Ozan Keysan – Middle East Technical University

Researcher Links Travel Grants Recipient

Research Topic: modular and reliable superconducting wind turbine generators

My research visit to the University of Edinburgh focussed on solving the problems with existing wind turbine technologies by using superconducting generators for large scale offshore wind turbine construction.

I was a visiting researcher at the University of Edinburgh for two months between July and September 2015. My visit was supported by the Newton-Katip Çelebi Researcher Links Travel Grants Programme.

Combating climate change is a global challenge that requires serious attention. To reduce the hazardous impacts of climate change, a transfer to a low-carbon economy is essential for many countries around the world. Research shows that people living in under developed countries who contribute minimally to global warming are amongst the most vulnerable population to its effects. Countries such as Turkey, who are expanding and growing their economy, need to find environmentally friendly, economical, and sustainable ways to do this to avoid contributing further to climate change.

Over the next ten years, Turkey is aiming to quintuple the number of installed wind turbines across the country. This rapid increase of turbines will require geographical spaces which cause conflict between the local population and energy companies. The challenge will be in identifying the middle ground between making renewable energy sources more economical for the public while making them more attractive for energy companies to pursue. There are a wide variety of renewable energy sources to choose from. However, wind energy holds the largest share and is rapidly growing in the energy sector.

There has been a remarkable increase in the capacity of installed wind energy turbines which is doubling every three years around the world. By 2014, the total wind turbine capacity had reached 320GW, which corresponds to 4 per cent of the world’s total electric generation capacity. However, wind energy experts point out that the cost of wind energy must be reduced significantly to keep up with this positive trend. One way to reduce the cost of renewable energy would be to find innovative solutions through the application of new materials.

My research visit to the University of Edinburgh focussed on solving the problems with existing wind turbine technologies by using superconducting generators for large scale offshore wind turbine construction.

Carrying wind turbines offshore can solve the problem of space and conflict between populations and companies, but other engineering problems make offshore construction difficult and expensive. The high mass and maintenance issues involved in offshore wind turbine installation currently render the projects inviable. It was precisely these engineering problems that I was hoping to address and solve through my research visit to the UK. We aimed to design a reliable low maintenance superconducting generators for wind turbines.

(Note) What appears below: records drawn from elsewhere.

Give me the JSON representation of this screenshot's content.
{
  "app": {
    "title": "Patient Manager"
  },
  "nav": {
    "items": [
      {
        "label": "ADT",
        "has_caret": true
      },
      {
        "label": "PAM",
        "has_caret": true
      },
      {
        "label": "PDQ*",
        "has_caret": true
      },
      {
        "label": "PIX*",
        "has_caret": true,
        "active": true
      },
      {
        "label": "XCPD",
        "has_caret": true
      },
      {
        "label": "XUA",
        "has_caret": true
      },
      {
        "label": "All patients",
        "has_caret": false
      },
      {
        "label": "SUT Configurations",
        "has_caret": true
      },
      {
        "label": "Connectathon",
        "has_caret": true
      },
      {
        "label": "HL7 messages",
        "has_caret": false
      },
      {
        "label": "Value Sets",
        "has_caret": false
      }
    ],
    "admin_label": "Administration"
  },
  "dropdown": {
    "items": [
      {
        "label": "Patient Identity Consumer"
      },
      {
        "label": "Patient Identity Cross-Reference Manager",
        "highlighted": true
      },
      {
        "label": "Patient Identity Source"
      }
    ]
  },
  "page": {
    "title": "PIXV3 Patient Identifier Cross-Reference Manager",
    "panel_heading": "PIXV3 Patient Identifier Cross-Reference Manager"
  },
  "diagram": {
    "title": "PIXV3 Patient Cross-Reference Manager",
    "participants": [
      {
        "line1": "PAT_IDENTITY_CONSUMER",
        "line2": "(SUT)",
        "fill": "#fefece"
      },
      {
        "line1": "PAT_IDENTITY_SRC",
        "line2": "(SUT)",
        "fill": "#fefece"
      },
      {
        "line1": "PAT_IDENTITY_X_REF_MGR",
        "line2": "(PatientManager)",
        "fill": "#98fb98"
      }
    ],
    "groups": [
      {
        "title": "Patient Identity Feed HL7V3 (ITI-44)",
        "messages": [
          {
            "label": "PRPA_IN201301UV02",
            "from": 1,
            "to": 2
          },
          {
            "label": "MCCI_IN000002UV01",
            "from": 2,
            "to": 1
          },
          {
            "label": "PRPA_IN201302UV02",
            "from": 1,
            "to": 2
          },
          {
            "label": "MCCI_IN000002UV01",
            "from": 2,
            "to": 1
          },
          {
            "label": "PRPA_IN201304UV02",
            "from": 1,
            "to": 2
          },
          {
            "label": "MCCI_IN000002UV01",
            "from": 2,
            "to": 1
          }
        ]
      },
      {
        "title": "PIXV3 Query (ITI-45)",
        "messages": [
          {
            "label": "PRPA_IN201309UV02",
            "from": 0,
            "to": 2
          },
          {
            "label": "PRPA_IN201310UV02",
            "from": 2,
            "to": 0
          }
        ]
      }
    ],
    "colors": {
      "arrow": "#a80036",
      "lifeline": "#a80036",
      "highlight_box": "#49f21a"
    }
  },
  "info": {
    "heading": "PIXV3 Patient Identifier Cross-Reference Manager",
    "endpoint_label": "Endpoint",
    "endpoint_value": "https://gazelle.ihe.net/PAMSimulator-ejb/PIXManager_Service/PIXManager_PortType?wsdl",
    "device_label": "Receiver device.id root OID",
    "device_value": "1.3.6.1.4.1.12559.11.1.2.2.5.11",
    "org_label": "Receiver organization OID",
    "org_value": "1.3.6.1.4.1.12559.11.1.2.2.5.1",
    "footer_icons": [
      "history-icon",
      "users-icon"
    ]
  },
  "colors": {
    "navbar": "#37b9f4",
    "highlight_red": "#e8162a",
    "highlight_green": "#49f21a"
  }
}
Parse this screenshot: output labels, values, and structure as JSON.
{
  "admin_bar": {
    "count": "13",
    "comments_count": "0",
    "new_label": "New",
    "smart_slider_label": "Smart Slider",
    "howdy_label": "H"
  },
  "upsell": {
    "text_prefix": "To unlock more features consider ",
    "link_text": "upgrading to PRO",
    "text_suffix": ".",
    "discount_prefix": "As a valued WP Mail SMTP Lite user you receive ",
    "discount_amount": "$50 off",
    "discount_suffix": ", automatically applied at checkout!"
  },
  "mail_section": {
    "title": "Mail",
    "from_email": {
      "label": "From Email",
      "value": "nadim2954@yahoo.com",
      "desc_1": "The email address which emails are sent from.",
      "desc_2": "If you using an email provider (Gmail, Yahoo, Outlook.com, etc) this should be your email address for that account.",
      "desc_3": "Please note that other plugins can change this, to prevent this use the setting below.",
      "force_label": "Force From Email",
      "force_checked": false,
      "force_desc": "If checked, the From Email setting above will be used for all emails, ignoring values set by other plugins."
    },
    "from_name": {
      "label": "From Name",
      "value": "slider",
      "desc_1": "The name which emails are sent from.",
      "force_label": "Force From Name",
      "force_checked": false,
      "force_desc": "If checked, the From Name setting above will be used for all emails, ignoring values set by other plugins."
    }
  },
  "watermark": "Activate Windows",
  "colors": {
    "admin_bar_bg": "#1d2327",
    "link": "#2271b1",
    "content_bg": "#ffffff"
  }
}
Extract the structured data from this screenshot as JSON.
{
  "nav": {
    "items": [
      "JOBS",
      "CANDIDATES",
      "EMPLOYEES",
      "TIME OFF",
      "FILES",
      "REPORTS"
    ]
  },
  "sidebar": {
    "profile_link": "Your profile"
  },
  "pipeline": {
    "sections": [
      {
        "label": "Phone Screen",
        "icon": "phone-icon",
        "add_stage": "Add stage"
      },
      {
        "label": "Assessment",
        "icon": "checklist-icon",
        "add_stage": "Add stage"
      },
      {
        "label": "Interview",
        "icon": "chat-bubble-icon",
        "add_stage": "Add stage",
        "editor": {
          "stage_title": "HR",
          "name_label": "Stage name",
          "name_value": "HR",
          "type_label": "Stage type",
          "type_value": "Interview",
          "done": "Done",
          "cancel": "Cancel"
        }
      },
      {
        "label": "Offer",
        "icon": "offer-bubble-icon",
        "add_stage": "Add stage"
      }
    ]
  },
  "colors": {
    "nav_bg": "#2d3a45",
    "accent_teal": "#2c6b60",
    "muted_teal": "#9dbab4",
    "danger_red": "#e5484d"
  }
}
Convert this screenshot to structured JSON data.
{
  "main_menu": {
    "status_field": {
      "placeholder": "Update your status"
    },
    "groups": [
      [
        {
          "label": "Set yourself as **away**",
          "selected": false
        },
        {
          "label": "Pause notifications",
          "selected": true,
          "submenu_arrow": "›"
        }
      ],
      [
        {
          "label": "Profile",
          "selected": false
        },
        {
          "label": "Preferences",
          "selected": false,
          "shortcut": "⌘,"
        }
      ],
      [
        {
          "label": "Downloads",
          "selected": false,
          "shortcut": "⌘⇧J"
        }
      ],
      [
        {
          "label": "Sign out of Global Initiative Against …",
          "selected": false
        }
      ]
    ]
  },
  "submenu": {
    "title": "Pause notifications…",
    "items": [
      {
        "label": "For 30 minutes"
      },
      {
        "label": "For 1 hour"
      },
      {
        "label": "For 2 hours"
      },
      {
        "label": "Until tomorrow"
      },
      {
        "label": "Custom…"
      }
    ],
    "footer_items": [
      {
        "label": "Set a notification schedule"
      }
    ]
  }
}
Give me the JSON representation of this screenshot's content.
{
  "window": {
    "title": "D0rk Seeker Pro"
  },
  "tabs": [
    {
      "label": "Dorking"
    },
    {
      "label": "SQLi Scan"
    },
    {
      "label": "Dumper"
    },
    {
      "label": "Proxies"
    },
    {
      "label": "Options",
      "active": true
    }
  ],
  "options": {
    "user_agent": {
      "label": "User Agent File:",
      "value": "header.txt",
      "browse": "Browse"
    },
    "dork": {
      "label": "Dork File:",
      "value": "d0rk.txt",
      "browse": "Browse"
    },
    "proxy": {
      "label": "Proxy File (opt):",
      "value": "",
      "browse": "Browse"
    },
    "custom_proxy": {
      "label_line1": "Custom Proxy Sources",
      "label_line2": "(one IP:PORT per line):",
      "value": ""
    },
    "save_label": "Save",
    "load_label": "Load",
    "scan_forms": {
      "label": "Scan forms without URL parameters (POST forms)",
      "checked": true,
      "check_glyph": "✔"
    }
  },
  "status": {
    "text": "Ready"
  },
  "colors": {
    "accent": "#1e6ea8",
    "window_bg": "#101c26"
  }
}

If this could be realised, new technology could reduce the mass by 50 per cent, contributing to the reduction of energy costs, helping to make offshore wind turbines more economically feasible.

The positive outcome of this project is not limited to the decrease of CO2 emissions and environmentally friendly economic growth, but will also bolster economic development and the social welfare of Turkey. The practical implications of such a project could lead to the creation of a new high-tech industry in Turkey, which will contribute to the creation of jobs. Turkey is surrounded by water and taking full advantage of this could make Turkey a hub for offshore wind turbines for surrounding countries adding to the economic value of Turkey and considerably decreasing the prices of energy for the local population.

Newton-Katip Çelebi Fund provided me with a tremendous opportunity to complete a new series of tests to achieve better designs whilst also running experiments to verify my existing design through experiments. Superconducting machines can play an important role in reducing the cost of renewable energy sources and increasing their energy output, but they are extremely difficult to implement by one researcher due to the multi-disciplinary nature of the topic. During my research visit, I worked with a multi-disciplinary research group at the University of Edinburgh, which gave me the chance to work on the different aspects of my research project, which I could not have achieved by myself. . Working with others enabled me to make significant progress in overcoming some of the technical and theoretical issues I faced during my research.

Following my research visit, I had an article published at a conference as well as a highly regarded peer reviewed journal. I was able to meet new people and create networks for future collaborations. In addition, I gave two talks at the UK Magnetics Society Meeting, which was attended by around 80 researchers from across the UK. Thanks to these speeches, I made contacts with the Editorial Board of the IET Renewable Power Generation Journal, who later offered me the position of Associate Editor of the Journal. Furthermore, thanks to this travel grant, I had the opportunity to contact researchers from different universities in Scotland, which evolved into a Newton Fund Institutional Links application between University of Strathclyde, University of Edinburgh and the Middle East Technical University. Finally, during my visit I was able to observe the laboratory facilities of the University of Edinburgh, which I plan to implement at my home institution, the Middle East Technical University.

Overall, visiting Edinburgh has been an invaluable personal and academic experience for me. I was able to familiarise myself with a new research environment, culture and country. I would like to thank the Newton-Katip Çelebi Fund for their valuable contribution to this research project. The visit created multiple networking opportunities, which I firmly believe will be the first step of a long lasting research relationship between the UK and Turkey in my research area.